The city of Gath (1 Sam. 6:17) was one of the main cities of the Philistines who were enemies of the Israelites in the Old Testament.
It is one of the largest archaeological sites in Israel. This city was famous for being the hometown of Goliath (1 Sam. 17:4) and one of the places the Ark of the Covenant was taken to when it was captured (1 Sam. 5:8). Over the last few years archaeologists have been making a number of important discoveries there that is shedding more light on the Philistines.
In 2010 excavators from Bar-Ilan’s University at Tell es-Safi (the site for the city of Gath) uncovered a Philistine temple that featured two central pillars. This design brought to mind the story of Samson in Judges 16 where he killed a large gathering of Philistines by toppling over the two main supporting pillars of the temple of Dagon.
In addition to the discovery of the temple archaeologists this year made the announcement that a 2-horned stone altar (see photo) was found at Gath. The altar is approximately one meter tall, half a meter wide and half a meter long. This is about the same size as the altar of incense in the Holy Place of the Tabernacle (cf. Ex. 30)! The altar at Gath is the earliest stone altar from Philistia and one of the earliest altars from the Iron Age.

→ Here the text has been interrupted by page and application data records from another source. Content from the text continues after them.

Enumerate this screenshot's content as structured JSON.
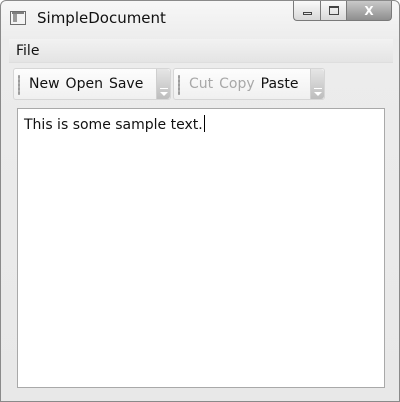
{
  "window": {
    "title": "SimpleDocument",
    "controls": {
      "minimize_icon": "minimize-icon",
      "maximize_icon": "maximize-icon",
      "close_label": "X"
    }
  },
  "menu": {
    "items": [
      {
        "label": "File"
      }
    ]
  },
  "toolbars": [
    {
      "buttons": [
        {
          "label": "New",
          "enabled": true
        },
        {
          "label": "Open",
          "enabled": true
        },
        {
          "label": "Save",
          "enabled": true
        }
      ]
    },
    {
      "buttons": [
        {
          "label": "Cut",
          "enabled": false
        },
        {
          "label": "Copy",
          "enabled": false
        },
        {
          "label": "Paste",
          "enabled": true
        }
      ]
    }
  ],
  "editor": {
    "text": "This is some sample text."
  },
  "colors": {
    "disabled_text": "#a8a8a8",
    "window_frame": "#e8e8e8"
  }
}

As one archaeologist pointed out to the Jerusalem Post newspaper, “‘It doesn’t mean that we’re one day going to find a skull with a hole in its head from the stone that David slung at him,’ Maeir added, speaking of Goliath,” but from these excavations archaeologists are helping us gain a better understanding of the Bible and the cultures mentioned in it.